▶ **Data to use**:
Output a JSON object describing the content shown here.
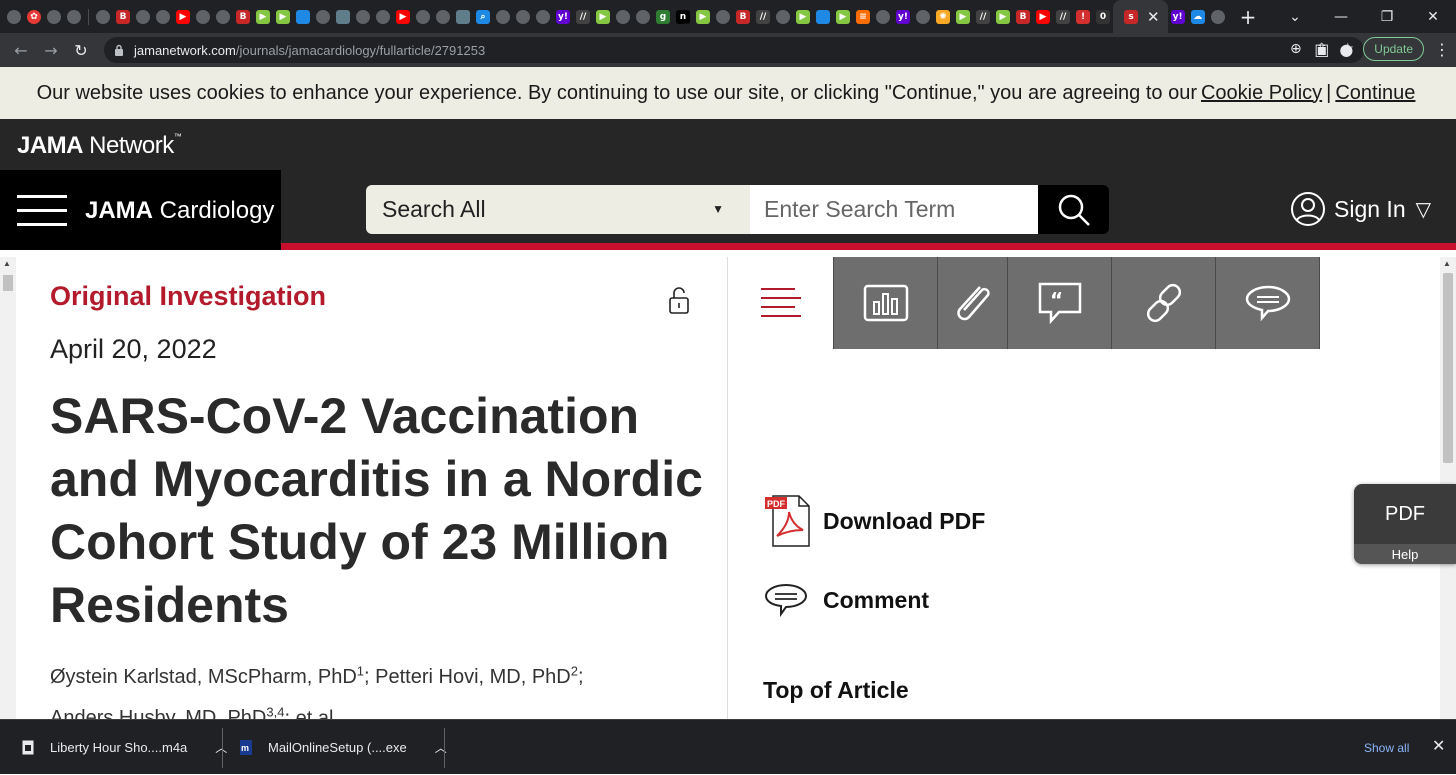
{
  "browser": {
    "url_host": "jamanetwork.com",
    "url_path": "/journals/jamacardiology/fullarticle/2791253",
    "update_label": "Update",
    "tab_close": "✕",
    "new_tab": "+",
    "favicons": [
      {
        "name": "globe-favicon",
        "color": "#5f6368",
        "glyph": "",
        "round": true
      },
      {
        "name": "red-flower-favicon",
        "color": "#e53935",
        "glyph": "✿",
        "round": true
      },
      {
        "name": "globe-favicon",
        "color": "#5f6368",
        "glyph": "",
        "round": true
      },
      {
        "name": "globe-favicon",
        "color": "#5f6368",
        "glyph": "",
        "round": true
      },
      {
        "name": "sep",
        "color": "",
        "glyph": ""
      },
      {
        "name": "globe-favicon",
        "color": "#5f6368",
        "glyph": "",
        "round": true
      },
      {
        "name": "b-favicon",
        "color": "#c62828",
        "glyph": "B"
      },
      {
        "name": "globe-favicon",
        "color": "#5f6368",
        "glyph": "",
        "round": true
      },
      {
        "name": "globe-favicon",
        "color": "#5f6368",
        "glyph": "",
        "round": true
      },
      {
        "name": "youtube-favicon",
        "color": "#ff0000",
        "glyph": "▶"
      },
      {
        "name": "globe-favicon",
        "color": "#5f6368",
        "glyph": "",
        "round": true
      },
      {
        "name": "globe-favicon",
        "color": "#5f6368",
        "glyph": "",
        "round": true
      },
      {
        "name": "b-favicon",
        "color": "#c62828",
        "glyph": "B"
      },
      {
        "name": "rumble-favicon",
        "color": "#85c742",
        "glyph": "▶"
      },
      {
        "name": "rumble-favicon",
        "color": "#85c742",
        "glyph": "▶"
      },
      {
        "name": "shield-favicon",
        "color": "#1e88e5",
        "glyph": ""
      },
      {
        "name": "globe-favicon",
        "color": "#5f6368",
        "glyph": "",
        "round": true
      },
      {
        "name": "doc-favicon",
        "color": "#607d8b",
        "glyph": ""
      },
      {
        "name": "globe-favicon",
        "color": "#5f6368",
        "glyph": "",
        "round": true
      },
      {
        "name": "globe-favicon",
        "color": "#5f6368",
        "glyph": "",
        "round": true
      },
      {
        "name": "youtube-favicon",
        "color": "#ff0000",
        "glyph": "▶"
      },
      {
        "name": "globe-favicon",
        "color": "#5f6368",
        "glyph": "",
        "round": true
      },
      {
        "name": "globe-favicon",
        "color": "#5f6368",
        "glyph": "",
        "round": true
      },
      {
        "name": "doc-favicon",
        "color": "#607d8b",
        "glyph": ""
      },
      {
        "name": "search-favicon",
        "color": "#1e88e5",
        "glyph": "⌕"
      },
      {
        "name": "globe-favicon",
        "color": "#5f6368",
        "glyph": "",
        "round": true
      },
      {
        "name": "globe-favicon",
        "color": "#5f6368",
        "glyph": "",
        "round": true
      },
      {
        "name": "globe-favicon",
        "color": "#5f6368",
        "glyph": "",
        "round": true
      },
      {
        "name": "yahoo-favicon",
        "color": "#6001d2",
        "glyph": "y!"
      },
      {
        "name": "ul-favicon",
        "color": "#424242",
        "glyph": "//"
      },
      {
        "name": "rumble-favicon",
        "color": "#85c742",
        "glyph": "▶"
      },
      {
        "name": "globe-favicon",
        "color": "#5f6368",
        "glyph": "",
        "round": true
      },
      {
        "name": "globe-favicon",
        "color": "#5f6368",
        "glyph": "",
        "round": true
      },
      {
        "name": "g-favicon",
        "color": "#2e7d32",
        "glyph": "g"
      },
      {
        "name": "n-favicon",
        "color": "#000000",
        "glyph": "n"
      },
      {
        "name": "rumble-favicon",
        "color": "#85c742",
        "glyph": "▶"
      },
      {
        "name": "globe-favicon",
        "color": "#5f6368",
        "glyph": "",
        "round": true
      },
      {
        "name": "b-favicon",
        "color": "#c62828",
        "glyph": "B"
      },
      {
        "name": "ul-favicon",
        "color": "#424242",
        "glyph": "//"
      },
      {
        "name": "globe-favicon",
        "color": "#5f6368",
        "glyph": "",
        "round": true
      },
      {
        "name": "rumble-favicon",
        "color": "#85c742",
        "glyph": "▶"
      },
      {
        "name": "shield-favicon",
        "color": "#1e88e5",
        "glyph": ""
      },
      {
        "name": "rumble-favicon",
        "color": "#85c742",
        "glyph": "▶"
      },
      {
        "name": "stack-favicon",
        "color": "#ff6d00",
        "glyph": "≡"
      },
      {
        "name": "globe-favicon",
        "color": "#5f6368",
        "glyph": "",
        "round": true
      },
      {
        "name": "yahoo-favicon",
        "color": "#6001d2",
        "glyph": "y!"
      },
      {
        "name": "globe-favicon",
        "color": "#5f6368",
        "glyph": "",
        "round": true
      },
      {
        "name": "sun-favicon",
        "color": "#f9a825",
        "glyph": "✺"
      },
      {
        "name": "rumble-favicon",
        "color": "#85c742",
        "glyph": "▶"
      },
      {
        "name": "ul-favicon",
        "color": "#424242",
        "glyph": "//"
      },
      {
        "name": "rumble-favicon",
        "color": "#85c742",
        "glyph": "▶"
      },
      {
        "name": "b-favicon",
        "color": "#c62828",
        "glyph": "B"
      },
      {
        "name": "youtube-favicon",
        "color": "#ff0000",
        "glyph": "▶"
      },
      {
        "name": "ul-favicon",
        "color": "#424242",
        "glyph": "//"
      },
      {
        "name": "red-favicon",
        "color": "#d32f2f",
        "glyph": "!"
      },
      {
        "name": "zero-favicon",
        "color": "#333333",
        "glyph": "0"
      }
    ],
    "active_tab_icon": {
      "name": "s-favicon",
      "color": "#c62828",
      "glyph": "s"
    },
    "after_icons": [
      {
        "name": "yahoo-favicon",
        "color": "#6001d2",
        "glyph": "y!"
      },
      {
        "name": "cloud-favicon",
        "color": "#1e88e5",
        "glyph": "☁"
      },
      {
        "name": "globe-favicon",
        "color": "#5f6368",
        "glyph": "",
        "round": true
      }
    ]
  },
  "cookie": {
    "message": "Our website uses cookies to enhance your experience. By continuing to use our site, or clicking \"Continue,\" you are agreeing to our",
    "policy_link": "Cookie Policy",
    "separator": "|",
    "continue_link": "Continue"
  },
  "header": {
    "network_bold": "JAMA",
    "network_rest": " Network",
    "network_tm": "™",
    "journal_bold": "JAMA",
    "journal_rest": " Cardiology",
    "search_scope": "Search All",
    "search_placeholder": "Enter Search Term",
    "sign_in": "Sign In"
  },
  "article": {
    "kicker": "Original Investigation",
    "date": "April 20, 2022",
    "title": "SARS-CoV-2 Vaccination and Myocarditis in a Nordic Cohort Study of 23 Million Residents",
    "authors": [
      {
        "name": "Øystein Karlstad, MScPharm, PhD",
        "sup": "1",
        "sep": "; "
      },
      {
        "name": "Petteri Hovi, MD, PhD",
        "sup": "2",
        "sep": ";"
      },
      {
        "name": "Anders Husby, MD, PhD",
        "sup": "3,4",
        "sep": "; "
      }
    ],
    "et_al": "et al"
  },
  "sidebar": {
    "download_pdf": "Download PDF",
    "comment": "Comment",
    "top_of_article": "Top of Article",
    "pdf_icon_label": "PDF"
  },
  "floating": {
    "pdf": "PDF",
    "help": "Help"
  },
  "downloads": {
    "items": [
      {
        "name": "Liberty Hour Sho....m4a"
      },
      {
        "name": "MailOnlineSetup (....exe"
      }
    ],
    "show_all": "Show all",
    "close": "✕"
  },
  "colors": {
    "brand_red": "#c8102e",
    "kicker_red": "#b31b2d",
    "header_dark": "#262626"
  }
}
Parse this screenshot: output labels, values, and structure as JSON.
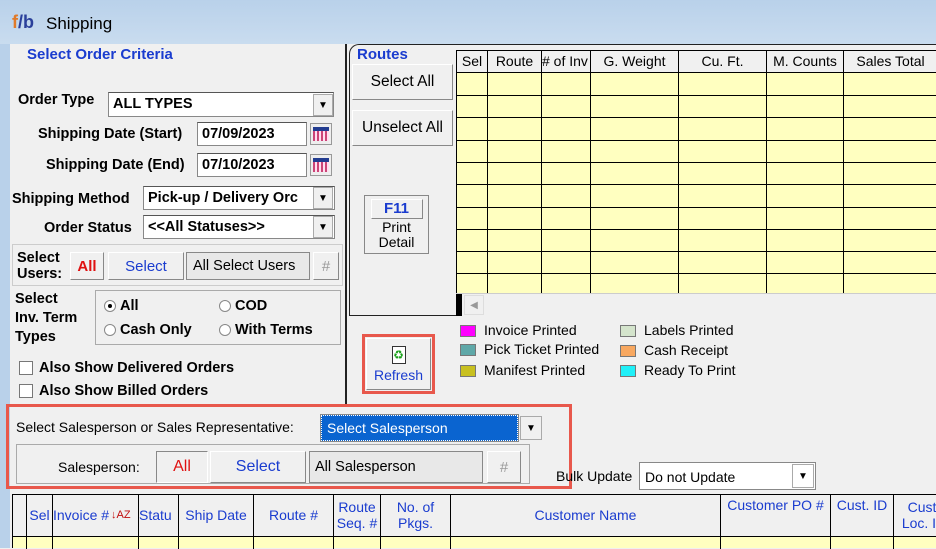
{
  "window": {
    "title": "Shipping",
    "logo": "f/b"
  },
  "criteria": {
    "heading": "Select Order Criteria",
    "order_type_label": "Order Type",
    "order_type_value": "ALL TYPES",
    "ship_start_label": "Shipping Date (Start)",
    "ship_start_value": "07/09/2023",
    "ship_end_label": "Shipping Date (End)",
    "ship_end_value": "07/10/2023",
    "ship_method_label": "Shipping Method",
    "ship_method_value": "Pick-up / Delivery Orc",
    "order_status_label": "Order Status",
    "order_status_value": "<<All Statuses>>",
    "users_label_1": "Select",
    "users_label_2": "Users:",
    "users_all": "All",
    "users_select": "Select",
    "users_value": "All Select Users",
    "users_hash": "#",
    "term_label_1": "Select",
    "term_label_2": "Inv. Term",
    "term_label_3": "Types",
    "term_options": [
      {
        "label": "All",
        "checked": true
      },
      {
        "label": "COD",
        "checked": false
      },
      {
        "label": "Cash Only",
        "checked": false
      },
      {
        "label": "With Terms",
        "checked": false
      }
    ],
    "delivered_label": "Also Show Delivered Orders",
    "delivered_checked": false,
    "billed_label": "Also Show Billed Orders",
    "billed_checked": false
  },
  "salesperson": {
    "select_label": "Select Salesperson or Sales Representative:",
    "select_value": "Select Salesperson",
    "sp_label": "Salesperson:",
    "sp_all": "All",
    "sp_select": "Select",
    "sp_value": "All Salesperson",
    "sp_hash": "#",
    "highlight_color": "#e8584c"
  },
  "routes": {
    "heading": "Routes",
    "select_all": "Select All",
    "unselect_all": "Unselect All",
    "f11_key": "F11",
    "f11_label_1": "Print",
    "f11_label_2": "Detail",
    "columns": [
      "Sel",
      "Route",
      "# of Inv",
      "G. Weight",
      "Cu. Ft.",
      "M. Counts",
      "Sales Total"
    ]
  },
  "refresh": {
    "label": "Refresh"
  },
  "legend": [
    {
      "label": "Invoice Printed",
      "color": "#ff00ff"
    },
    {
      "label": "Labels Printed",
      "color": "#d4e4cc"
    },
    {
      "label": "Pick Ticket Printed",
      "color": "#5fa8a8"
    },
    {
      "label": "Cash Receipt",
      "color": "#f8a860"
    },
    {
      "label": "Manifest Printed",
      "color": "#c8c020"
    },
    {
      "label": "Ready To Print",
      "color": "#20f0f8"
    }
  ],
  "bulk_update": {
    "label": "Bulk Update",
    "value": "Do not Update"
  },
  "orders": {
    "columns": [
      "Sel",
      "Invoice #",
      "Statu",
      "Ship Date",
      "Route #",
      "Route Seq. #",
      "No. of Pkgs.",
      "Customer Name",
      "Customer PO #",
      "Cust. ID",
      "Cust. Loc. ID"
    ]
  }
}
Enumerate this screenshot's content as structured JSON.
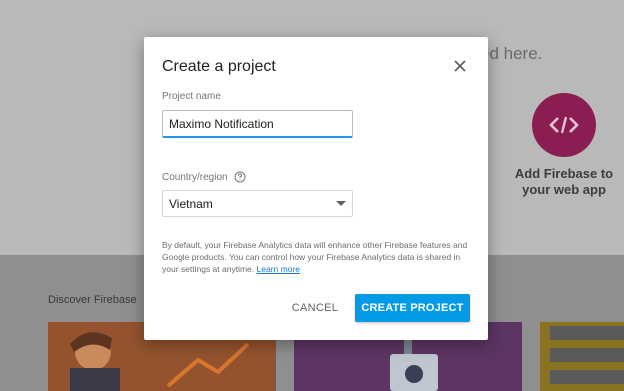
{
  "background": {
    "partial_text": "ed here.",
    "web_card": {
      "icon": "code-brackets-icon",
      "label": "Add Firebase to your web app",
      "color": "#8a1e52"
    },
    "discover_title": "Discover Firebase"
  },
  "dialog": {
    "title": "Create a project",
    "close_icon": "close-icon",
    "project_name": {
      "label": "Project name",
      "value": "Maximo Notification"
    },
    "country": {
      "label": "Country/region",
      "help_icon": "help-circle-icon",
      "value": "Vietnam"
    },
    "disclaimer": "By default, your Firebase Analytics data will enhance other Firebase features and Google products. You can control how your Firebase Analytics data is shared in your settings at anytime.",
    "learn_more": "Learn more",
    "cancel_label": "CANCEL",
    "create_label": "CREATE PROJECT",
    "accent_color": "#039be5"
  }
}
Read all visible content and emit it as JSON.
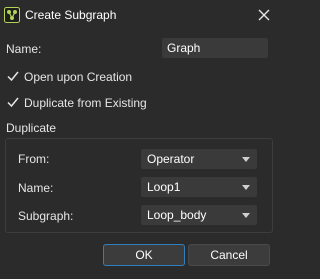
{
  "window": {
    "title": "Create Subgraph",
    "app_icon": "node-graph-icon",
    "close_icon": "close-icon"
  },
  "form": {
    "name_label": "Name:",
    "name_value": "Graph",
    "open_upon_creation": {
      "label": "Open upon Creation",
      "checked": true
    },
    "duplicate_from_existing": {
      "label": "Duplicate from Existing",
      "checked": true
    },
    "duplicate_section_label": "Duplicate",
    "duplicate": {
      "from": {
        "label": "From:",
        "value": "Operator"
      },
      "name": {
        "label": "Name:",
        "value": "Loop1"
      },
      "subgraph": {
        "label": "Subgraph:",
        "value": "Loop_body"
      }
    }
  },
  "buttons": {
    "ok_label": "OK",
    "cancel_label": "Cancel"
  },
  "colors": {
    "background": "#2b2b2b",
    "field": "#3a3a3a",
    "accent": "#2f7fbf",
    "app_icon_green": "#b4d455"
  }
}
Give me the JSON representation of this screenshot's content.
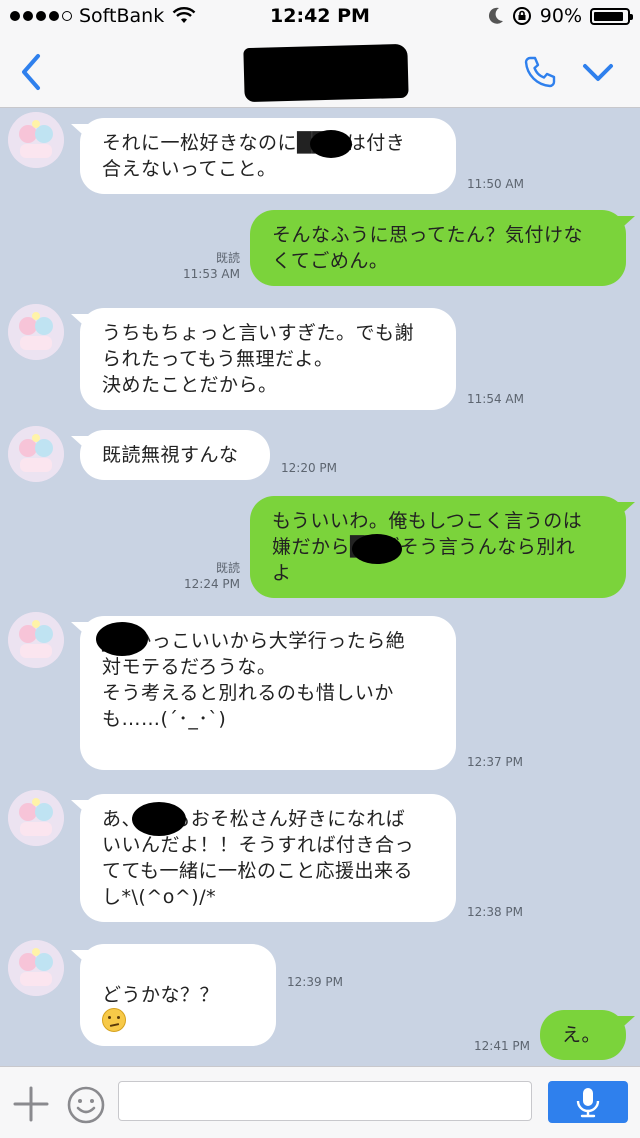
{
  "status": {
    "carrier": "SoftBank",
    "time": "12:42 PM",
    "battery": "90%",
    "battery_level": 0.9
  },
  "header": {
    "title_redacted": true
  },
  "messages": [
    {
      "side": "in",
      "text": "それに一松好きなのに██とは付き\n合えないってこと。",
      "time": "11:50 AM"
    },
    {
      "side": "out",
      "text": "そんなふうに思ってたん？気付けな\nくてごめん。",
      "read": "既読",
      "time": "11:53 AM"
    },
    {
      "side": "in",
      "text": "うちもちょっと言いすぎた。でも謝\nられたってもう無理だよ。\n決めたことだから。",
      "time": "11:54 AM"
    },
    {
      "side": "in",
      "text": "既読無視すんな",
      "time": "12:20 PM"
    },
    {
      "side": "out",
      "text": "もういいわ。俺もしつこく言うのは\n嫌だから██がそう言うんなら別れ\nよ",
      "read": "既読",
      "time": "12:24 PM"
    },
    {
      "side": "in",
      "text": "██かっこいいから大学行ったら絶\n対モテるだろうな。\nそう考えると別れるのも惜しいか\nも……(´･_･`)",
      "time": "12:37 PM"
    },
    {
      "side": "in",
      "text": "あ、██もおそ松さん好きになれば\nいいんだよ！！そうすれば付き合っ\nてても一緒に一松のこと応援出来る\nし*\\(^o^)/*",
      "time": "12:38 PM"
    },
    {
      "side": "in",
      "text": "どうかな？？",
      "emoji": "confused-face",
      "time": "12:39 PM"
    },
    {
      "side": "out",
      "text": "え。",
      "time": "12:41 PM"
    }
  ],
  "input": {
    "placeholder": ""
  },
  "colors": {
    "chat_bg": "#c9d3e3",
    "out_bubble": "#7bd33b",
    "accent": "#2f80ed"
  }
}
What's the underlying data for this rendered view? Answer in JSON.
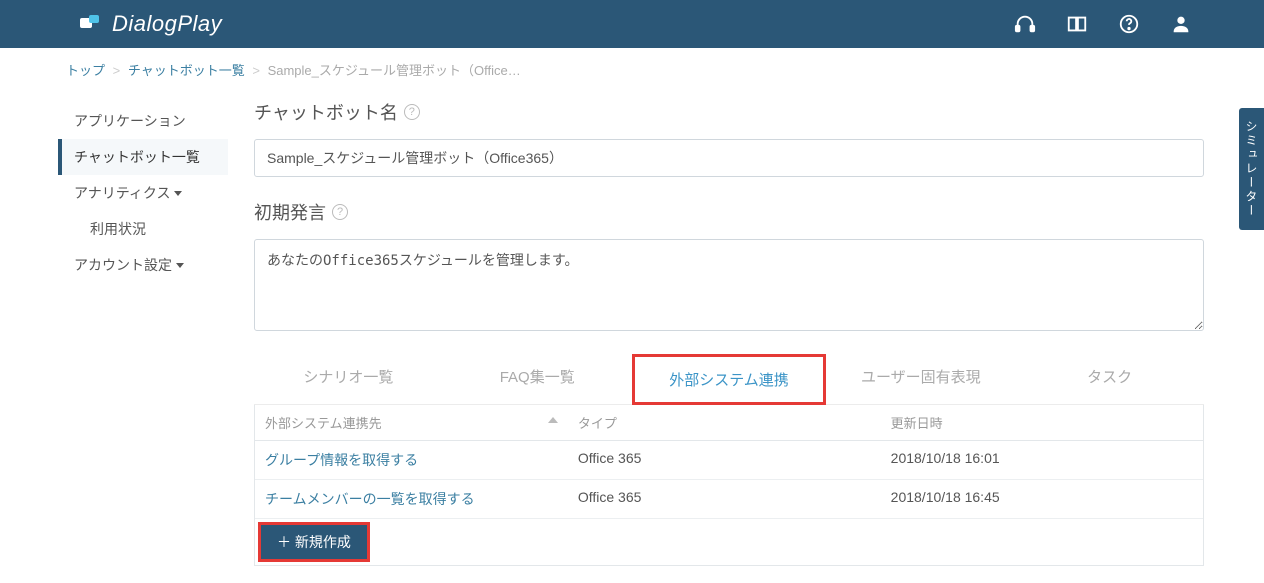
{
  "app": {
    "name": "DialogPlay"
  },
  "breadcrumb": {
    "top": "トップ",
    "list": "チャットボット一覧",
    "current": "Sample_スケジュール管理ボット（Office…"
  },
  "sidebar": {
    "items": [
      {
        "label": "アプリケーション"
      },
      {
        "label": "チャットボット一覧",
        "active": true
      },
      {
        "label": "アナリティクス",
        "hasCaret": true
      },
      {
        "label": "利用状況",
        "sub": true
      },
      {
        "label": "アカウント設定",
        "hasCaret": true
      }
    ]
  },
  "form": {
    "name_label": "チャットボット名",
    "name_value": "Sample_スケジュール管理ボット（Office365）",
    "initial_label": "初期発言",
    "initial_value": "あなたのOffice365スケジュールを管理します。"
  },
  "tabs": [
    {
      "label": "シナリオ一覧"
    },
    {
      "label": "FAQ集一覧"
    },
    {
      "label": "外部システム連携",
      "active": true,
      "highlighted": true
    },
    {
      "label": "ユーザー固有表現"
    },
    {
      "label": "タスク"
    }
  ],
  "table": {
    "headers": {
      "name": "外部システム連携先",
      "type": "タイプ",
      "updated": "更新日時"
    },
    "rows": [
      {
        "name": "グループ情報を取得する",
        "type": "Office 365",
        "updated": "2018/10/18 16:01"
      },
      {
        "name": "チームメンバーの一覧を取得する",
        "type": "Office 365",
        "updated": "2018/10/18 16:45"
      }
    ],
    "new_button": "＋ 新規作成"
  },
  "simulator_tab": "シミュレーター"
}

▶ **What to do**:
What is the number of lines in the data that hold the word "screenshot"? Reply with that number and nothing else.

▶ **Solution below**:
3